Were any of the soldiers sceptical about using imagery training at the start of the process?

The soldiers were very receptive to using imagery training. There are always those who find it challenging to use imagery and may disengage in the process which is why the boosters are essential and why it is vital for interventions to be adapted to suit the group. 

When I started coaching imagery to groups in 2016, participants were often sceptical, but the FIT for groups intervention has been highly refined to engage individuals in a process of intrinsic learning and group connectedness.


Could this technique be used for other uses in the Army?

Resilience is complex. The sample, task and time of delivery are all key effectiveness factors. There has been research that trains resilience before operational deployment to decrease stress in and after combat, and studies that focus solely on resilience after adversity has occurred. Also, the type of intervention matters, from one-to-one to focus groups. 

For us at the University, at this point, we know that imagery training is effective at increasing resilience because it is the combination of physical stress (PCPT) with cognitive strategies (FIT) that supports success. 
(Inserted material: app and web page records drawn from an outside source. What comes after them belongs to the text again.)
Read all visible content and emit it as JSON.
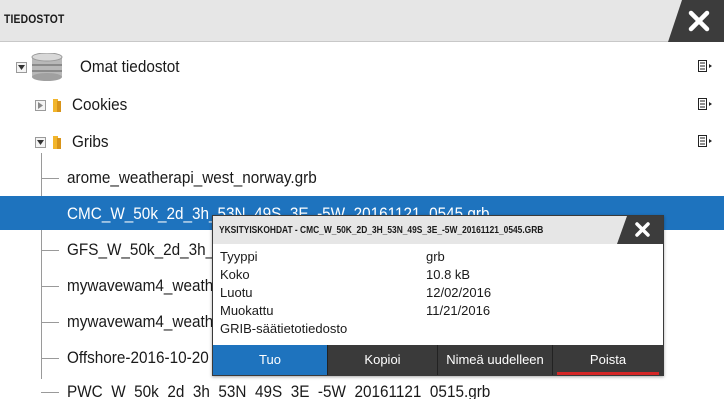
{
  "window": {
    "title": "TIEDOSTOT",
    "close_icon": "close-icon"
  },
  "tree": {
    "root": {
      "label": "Omat tiedostot",
      "icon": "database-icon",
      "expanded": true
    },
    "folders": [
      {
        "label": "Cookies",
        "icon": "folder-icon",
        "expanded": false
      },
      {
        "label": "Gribs",
        "icon": "folder-icon",
        "expanded": true
      }
    ],
    "files": [
      {
        "label": "arome_weatherapi_west_norway.grb"
      },
      {
        "label": "CMC_W_50k_2d_3h_53N_49S_3E_-5W_20161121_0545.grb"
      },
      {
        "label": "GFS_W_50k_2d_3h_53"
      },
      {
        "label": "mywavewam4_weath"
      },
      {
        "label": "mywavewam4_weath"
      },
      {
        "label": "Offshore-2016-10-20"
      },
      {
        "label": "PWC_W_50k_2d_3h_53N_49S_3E_-5W_20161121_0515.grb"
      }
    ],
    "selected_index": 1
  },
  "popup": {
    "title": "YKSITYISKOHDAT - CMC_W_50K_2D_3H_53N_49S_3E_-5W_20161121_0545.GRB",
    "properties": [
      {
        "name": "Tyyppi",
        "value": "grb"
      },
      {
        "name": "Koko",
        "value": "10.8 kB"
      },
      {
        "name": "Luotu",
        "value": "12/02/2016"
      },
      {
        "name": "Muokattu",
        "value": "11/21/2016"
      },
      {
        "name": "GRIB-säätietotiedosto",
        "value": ""
      }
    ],
    "buttons": {
      "import": "Tuo",
      "copy": "Kopioi",
      "rename": "Nimeä uudelleen",
      "delete": "Poista"
    }
  },
  "colors": {
    "selection": "#1e73be",
    "delete_underline": "#d42626"
  }
}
We have interest with other regiments within the British Army and externally with the Royal Navy.

<p>Jon and Despina</p>
<p>Watching soldiers climbing</p>
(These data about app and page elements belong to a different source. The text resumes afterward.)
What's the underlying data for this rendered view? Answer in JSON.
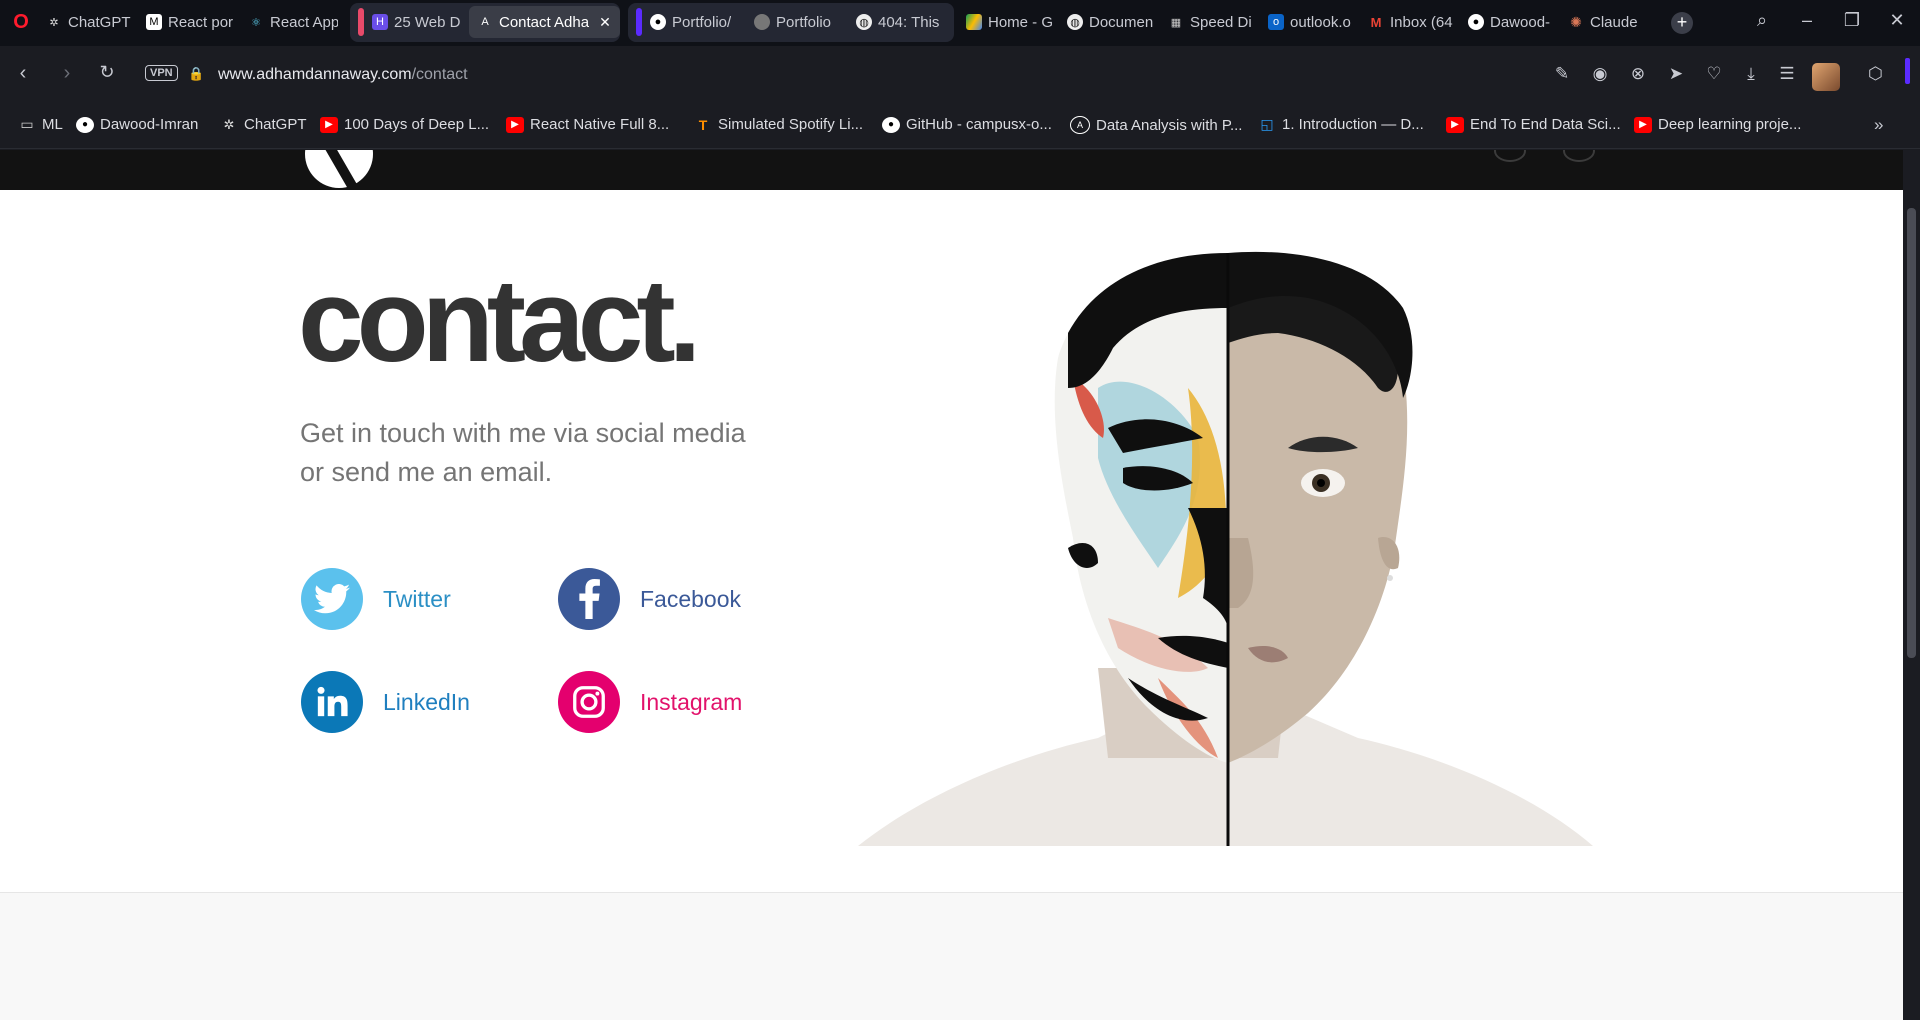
{
  "browser": {
    "tabs": [
      {
        "label": "ChatGPT",
        "icon": "chatgpt-icon"
      },
      {
        "label": "React por",
        "icon": "react-portfolio-icon"
      },
      {
        "label": "React App",
        "icon": "react-icon"
      },
      {
        "label": "25 Web D",
        "icon": "web-dev-icon"
      },
      {
        "label": "Contact Adha",
        "icon": "adham-logo-icon",
        "active": true
      },
      {
        "label": "Portfolio/",
        "icon": "github-icon"
      },
      {
        "label": "Portfolio",
        "icon": "portfolio-icon"
      },
      {
        "label": "404: This",
        "icon": "globe-icon"
      },
      {
        "label": "Home - G",
        "icon": "google-drive-icon"
      },
      {
        "label": "Documen",
        "icon": "globe-icon"
      },
      {
        "label": "Speed Di",
        "icon": "speed-dial-icon"
      },
      {
        "label": "outlook.o",
        "icon": "outlook-icon"
      },
      {
        "label": "Inbox (64",
        "icon": "gmail-icon"
      },
      {
        "label": "Dawood-",
        "icon": "github-icon"
      },
      {
        "label": "Claude",
        "icon": "claude-icon"
      }
    ],
    "address": {
      "vpn_label": "VPN",
      "url_host": "www.adhamdannaway.com",
      "url_path": "/contact"
    },
    "bookmarks": [
      {
        "label": "ML",
        "icon": "folder-icon"
      },
      {
        "label": "Dawood-Imran",
        "icon": "github-icon"
      },
      {
        "label": "ChatGPT",
        "icon": "chatgpt-icon"
      },
      {
        "label": "100 Days of Deep L...",
        "icon": "youtube-icon"
      },
      {
        "label": "React Native Full 8...",
        "icon": "youtube-icon"
      },
      {
        "label": "Simulated Spotify Li...",
        "icon": "tensorflow-icon"
      },
      {
        "label": "GitHub - campusx-o...",
        "icon": "github-icon"
      },
      {
        "label": "Data Analysis with P...",
        "icon": "anaconda-icon"
      },
      {
        "label": "1. Introduction — D...",
        "icon": "docs-icon"
      },
      {
        "label": "End To End Data Sci...",
        "icon": "youtube-icon"
      },
      {
        "label": "Deep learning proje...",
        "icon": "youtube-icon"
      }
    ]
  },
  "page": {
    "title": "contact.",
    "intro_line1": "Get in touch with me via social media",
    "intro_line2": "or send me an email.",
    "social": [
      {
        "label": "Twitter",
        "color": "#5bc1ed",
        "text_color": "#2b8fc5",
        "icon": "twitter-bird-icon"
      },
      {
        "label": "Facebook",
        "color": "#3b5998",
        "text_color": "#3b5998",
        "icon": "facebook-icon"
      },
      {
        "label": "LinkedIn",
        "color": "#0b78b7",
        "text_color": "#1f7fbf",
        "icon": "linkedin-icon"
      },
      {
        "label": "Instagram",
        "color": "#e4006e",
        "text_color": "#e2126b",
        "icon": "instagram-icon"
      }
    ]
  }
}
Everyday uses

How could all of us coming out of lockdowns benefit from Imagery Training? Could it help us to adapt to the changing 'new normal'?

FIT starts by examining our values before discussing beliefs. 
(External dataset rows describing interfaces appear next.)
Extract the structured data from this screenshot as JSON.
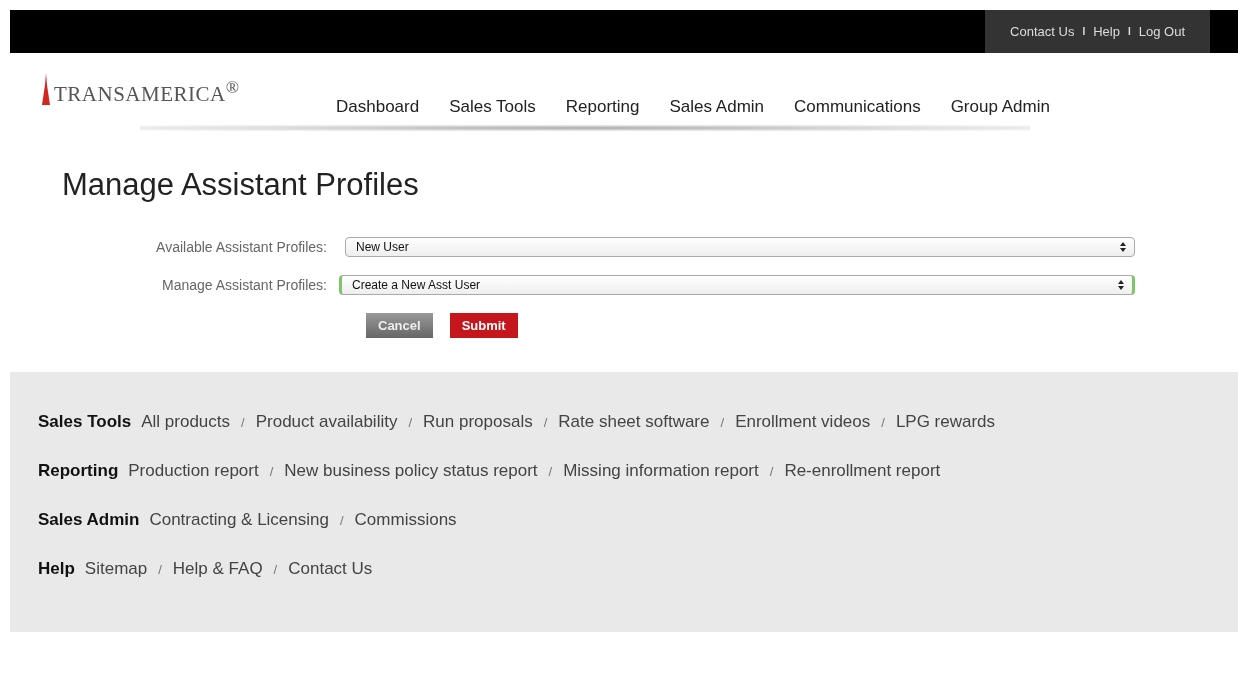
{
  "top_bar": {
    "items": [
      {
        "kind": "link",
        "text": "Contact Us"
      },
      {
        "kind": "separator",
        "text": "I"
      },
      {
        "kind": "link",
        "text": "Help"
      },
      {
        "kind": "separator",
        "text": "I"
      },
      {
        "kind": "link",
        "text": "Log Out"
      }
    ]
  },
  "logo": {
    "text": "TRANSAMERICA$^{®}$"
  },
  "nav": [
    {
      "label": "Dashboard"
    },
    {
      "label": "Sales Tools"
    },
    {
      "label": "Reporting"
    },
    {
      "label": "Sales Admin"
    },
    {
      "label": "Communications"
    },
    {
      "label": "Group Admin"
    }
  ],
  "page_title": "Manage Assistant Profiles",
  "form": {
    "fields": [
      {
        "label": "Available Assistant Profiles:",
        "value": "New User",
        "focused": false
      },
      {
        "label": "Manage Assistant Profiles:",
        "value": "Create a New Asst User",
        "focused": true
      }
    ],
    "buttons": [
      {
        "kind": "secondary",
        "label": "Cancel"
      },
      {
        "kind": "primary",
        "label": "Submit"
      }
    ]
  },
  "footer": {
    "sections": [
      {
        "title": "Sales Tools",
        "items": [
          {
            "kind": "link",
            "text": "All products"
          },
          {
            "kind": "separator",
            "text": "/"
          },
          {
            "kind": "link",
            "text": "Product availability"
          },
          {
            "kind": "separator",
            "text": "/"
          },
          {
            "kind": "link",
            "text": "Run proposals"
          },
          {
            "kind": "separator",
            "text": "/"
          },
          {
            "kind": "link",
            "text": "Rate sheet software"
          },
          {
            "kind": "separator",
            "text": "/"
          },
          {
            "kind": "link",
            "text": "Enrollment videos"
          },
          {
            "kind": "separator",
            "text": "/"
          },
          {
            "kind": "link",
            "text": "LPG rewards"
          }
        ]
      },
      {
        "title": "Reporting",
        "items": [
          {
            "kind": "link",
            "text": "Production report"
          },
          {
            "kind": "separator",
            "text": "/"
          },
          {
            "kind": "link",
            "text": "New business policy status report"
          },
          {
            "kind": "separator",
            "text": "/"
          },
          {
            "kind": "link",
            "text": "Missing information report"
          },
          {
            "kind": "separator",
            "text": "/"
          },
          {
            "kind": "link",
            "text": "Re-enrollment report"
          }
        ]
      },
      {
        "title": "Sales Admin",
        "items": [
          {
            "kind": "link",
            "text": "Contracting & Licensing"
          },
          {
            "kind": "separator",
            "text": "/"
          },
          {
            "kind": "link",
            "text": "Commissions"
          }
        ]
      },
      {
        "title": "Help",
        "items": [
          {
            "kind": "link",
            "text": "Sitemap"
          },
          {
            "kind": "separator",
            "text": "/"
          },
          {
            "kind": "link",
            "text": "Help & FAQ"
          },
          {
            "kind": "separator",
            "text": "/"
          },
          {
            "kind": "link",
            "text": "Contact Us"
          }
        ]
      }
    ]
  }
}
The pandemic has recalibrated our values as we realign ourselves to a higher purpose whilst reconnecting with our social networks. We imagine our future and compare what could be to what has been. 

This is at the centre of FIT; change constructed on future goals. Most of the soldiers imagined becoming a commando and receiving their green beret. They perceived the obstacles and one by one overcame every hurdle, and at each stage their confidence was increased, and they slowly actualised their potential. 

Similarly, coming out of lockdown, there will be small hurdles to overcome which all add up to a higher purpose and a greater sense of connectedness. But, be warned, hard work is part of every challenge, and for change to be maintained and habits created it takes time.

Are there any techniques we can do at home?

Start with one positive purposeful thought each day. In the morning when you make your first drink, spend just a few seconds imagining achieving your long-term goal. When you use imagery, remember it’s multisensory, so experience where you are when you succeed, who you’re with, taste, smell, movement, touch, the conversations, the emotion – what does this mean to you? 

If you can make that morning trigger stick, it will become a habit. This habit motivates effort and can be activated when challenging times present themselves, as they always do.


Is it possible to complete imagery training online?

A large proportion of our recent research has occurred online and it is seemingly as effective as in person. For group-based imagery interventions there is a requirement for the mental strategies to be implemented.

Although the training occurs with a psychologist and follows a specific order, the application is tailored by the participant as they experiment what works best for them.